[GIVEN DATA]
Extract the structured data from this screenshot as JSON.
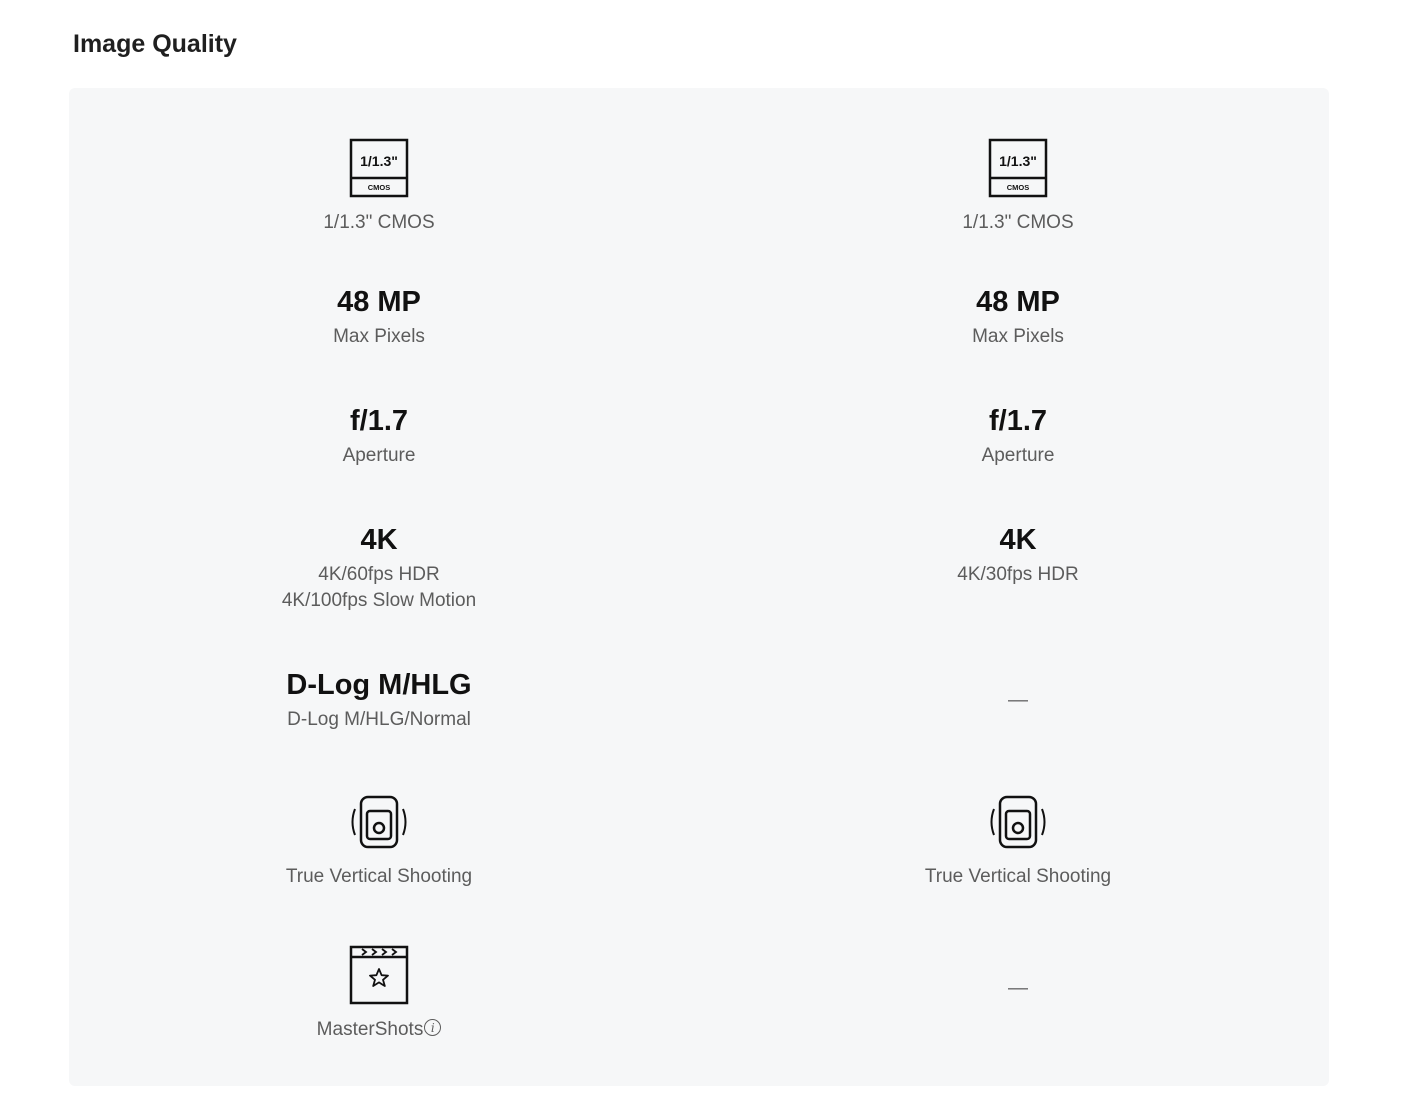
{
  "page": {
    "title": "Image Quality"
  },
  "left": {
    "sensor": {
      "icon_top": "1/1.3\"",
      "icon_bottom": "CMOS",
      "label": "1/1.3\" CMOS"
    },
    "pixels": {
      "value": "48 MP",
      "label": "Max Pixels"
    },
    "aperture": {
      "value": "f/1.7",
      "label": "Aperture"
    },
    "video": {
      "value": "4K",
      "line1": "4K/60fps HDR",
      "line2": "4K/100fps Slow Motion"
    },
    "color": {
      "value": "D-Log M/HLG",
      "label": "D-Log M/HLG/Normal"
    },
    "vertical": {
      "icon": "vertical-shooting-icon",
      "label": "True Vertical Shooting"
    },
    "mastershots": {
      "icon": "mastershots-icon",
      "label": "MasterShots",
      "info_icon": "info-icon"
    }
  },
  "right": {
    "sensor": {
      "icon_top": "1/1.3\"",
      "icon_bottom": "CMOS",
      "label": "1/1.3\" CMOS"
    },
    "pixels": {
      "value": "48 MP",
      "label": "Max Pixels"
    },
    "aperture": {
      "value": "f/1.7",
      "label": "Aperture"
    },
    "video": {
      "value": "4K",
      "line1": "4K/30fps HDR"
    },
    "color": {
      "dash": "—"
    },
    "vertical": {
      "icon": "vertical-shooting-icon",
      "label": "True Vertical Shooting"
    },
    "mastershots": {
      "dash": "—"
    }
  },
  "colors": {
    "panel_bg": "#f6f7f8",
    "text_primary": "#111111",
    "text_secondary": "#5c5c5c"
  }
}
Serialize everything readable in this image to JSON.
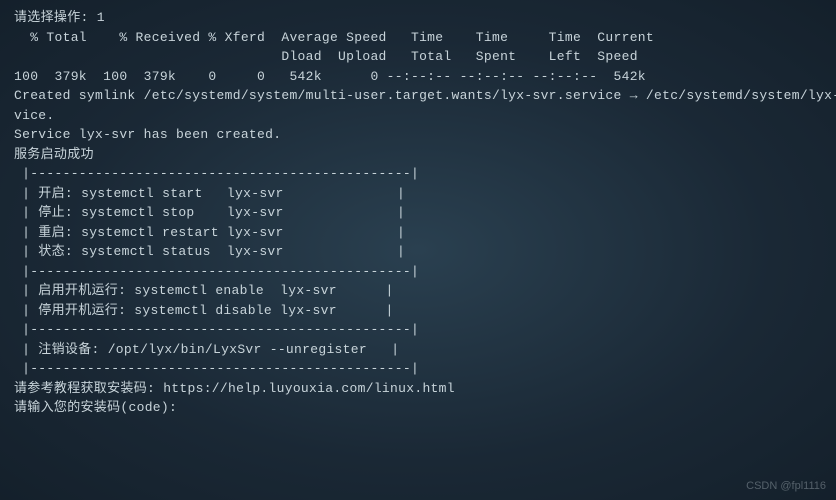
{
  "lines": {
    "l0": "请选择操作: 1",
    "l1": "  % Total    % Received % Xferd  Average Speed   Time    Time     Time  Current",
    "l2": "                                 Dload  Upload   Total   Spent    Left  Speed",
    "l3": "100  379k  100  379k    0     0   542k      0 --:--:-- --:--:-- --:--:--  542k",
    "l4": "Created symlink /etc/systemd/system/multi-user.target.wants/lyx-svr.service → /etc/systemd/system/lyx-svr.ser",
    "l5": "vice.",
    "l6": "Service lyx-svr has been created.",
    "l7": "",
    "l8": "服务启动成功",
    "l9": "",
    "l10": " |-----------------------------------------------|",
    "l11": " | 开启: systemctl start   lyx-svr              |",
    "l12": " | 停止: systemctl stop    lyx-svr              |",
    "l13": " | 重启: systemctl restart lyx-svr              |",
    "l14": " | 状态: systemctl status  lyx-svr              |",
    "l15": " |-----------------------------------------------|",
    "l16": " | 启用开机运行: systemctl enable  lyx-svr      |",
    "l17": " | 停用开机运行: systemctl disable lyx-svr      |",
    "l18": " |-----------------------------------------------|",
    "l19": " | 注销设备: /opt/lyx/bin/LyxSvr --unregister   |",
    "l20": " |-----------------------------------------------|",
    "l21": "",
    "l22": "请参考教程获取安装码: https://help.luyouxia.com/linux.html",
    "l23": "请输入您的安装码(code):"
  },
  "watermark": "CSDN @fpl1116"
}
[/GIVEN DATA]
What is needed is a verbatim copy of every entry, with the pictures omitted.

▶ [FINISHED EXERCISE]:
Extract the structured data from this screenshot as JSON.
{
  "page": {
    "title": "Image Quality"
  },
  "left": {
    "sensor": {
      "icon_top": "1/1.3\"",
      "icon_bottom": "CMOS",
      "label": "1/1.3\" CMOS"
    },
    "pixels": {
      "value": "48 MP",
      "label": "Max Pixels"
    },
    "aperture": {
      "value": "f/1.7",
      "label": "Aperture"
    },
    "video": {
      "value": "4K",
      "line1": "4K/60fps HDR",
      "line2": "4K/100fps Slow Motion"
    },
    "color": {
      "value": "D-Log M/HLG",
      "label": "D-Log M/HLG/Normal"
    },
    "vertical": {
      "icon": "vertical-shooting-icon",
      "label": "True Vertical Shooting"
    },
    "mastershots": {
      "icon": "mastershots-icon",
      "label": "MasterShots",
      "info_icon": "info-icon"
    }
  },
  "right": {
    "sensor": {
      "icon_top": "1/1.3\"",
      "icon_bottom": "CMOS",
      "label": "1/1.3\" CMOS"
    },
    "pixels": {
      "value": "48 MP",
      "label": "Max Pixels"
    },
    "aperture": {
      "value": "f/1.7",
      "label": "Aperture"
    },
    "video": {
      "value": "4K",
      "line1": "4K/30fps HDR"
    },
    "color": {
      "dash": "—"
    },
    "vertical": {
      "icon": "vertical-shooting-icon",
      "label": "True Vertical Shooting"
    },
    "mastershots": {
      "dash": "—"
    }
  },
  "colors": {
    "panel_bg": "#f6f7f8",
    "text_primary": "#111111",
    "text_secondary": "#5c5c5c"
  }
}
Serialize everything readable in this image to JSON.
{
  "lines": {
    "l0": "请选择操作: 1",
    "l1": "  % Total    % Received % Xferd  Average Speed   Time    Time     Time  Current",
    "l2": "                                 Dload  Upload   Total   Spent    Left  Speed",
    "l3": "100  379k  100  379k    0     0   542k      0 --:--:-- --:--:-- --:--:--  542k",
    "l4": "Created symlink /etc/systemd/system/multi-user.target.wants/lyx-svr.service → /etc/systemd/system/lyx-svr.ser",
    "l5": "vice.",
    "l6": "Service lyx-svr has been created.",
    "l7": "",
    "l8": "服务启动成功",
    "l9": "",
    "l10": " |-----------------------------------------------|",
    "l11": " | 开启: systemctl start   lyx-svr              |",
    "l12": " | 停止: systemctl stop    lyx-svr              |",
    "l13": " | 重启: systemctl restart lyx-svr              |",
    "l14": " | 状态: systemctl status  lyx-svr              |",
    "l15": " |-----------------------------------------------|",
    "l16": " | 启用开机运行: systemctl enable  lyx-svr      |",
    "l17": " | 停用开机运行: systemctl disable lyx-svr      |",
    "l18": " |-----------------------------------------------|",
    "l19": " | 注销设备: /opt/lyx/bin/LyxSvr --unregister   |",
    "l20": " |-----------------------------------------------|",
    "l21": "",
    "l22": "请参考教程获取安装码: https://help.luyouxia.com/linux.html",
    "l23": "请输入您的安装码(code):"
  },
  "watermark": "CSDN @fpl1116"
}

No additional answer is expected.